Chattanooga, TN - On Monday, a federal judge formally sentenced three Chattanooga men for violating the Clean Air Act and conspiracy in connection to a demolition project that polluted the area with a toxic substance known as asbestos.
Facing federal prison time, the three men convicted – Don Fillers, David Wood and James Mathis – may file an appeal to the verdict. Fillers faces four years in prison, where Wood and Mathis face 20 months and 18 months, respectively. Further, Fillers will have to personally pay a $20,000 fine and his company, Watkins Street Project, faces an additional $28,000.

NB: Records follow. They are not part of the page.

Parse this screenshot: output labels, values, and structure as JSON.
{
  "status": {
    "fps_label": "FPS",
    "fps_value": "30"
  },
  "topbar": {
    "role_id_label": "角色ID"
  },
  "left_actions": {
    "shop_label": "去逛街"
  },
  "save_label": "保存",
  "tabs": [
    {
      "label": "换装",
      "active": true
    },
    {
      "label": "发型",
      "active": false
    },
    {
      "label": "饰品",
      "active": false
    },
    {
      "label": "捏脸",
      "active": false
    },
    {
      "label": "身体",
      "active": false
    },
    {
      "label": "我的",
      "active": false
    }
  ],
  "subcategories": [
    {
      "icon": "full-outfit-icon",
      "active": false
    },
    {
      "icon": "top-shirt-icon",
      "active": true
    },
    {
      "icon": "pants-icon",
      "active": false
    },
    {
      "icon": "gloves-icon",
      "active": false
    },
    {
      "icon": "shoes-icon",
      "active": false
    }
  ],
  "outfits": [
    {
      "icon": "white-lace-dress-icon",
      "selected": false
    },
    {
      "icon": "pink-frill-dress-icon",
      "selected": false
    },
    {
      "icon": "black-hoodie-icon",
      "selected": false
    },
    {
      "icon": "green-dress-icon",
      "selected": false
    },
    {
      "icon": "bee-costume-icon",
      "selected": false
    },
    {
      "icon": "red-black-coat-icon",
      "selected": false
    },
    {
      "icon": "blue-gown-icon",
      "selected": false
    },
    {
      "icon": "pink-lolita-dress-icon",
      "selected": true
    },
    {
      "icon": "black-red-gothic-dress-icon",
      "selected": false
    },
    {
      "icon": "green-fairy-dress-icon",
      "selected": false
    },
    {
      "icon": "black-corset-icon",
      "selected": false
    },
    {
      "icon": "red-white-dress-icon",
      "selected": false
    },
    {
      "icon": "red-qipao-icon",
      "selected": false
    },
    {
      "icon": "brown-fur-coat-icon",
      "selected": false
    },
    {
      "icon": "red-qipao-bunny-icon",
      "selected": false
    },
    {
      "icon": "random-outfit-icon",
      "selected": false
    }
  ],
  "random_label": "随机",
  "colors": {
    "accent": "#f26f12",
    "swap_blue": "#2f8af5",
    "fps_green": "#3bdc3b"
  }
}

The charges surrounding the men stem from a demolition project spanning nearly 18 months starting in August 2004. Fillers and his company were hired to demolish the Standard-Coosa-Thatcher plant, a former textile mile. During the course of the demolition project, asbestos dust was released into the air, contaminating not only the worksite but area homes and a local day care center.
Asbestos, a known carcinogen, was commonly used in building material. Now a banned building material, removing asbestos from existing structures is a highly regulated business. Properly executed by asbestos abatement professionals, the toxin is safely removed without causing any harm. Asbestos, if released, is extremely toxic and can lead to several deadly cancers including lung cancer and mesothelioma cancer.
According to recent findings by the United States Environmental Protection Agency (EPA), there is not a “safe” level of asbestos permitted into the air. Even a scant amount of the toxic dust is considered dangerous and jeopardizes air quality.
The EPA found Fillers, Wood and Mathis had “hired homeless and untrained workers to perform illegal asbestos removal” at the former textile mill site. According to prosecutors on the case, hiring “untrained” asbestos abatement workers was a financial decision. Simply, it was cheaper to hire workers unfamiliar with asbestos abatement protocols in order to work on the site. These actions lead not only to the release of the deadly toxin into the air, but the federal investigation into the matter.
Defense attorneys argued that the men did not intentionally violate the Clean Air Act. Further, the defense attorneys alleged that if there was more oversight by local officials, this environmental disaster would not have occurred.
The three men are expected to begin their sentence on November 16.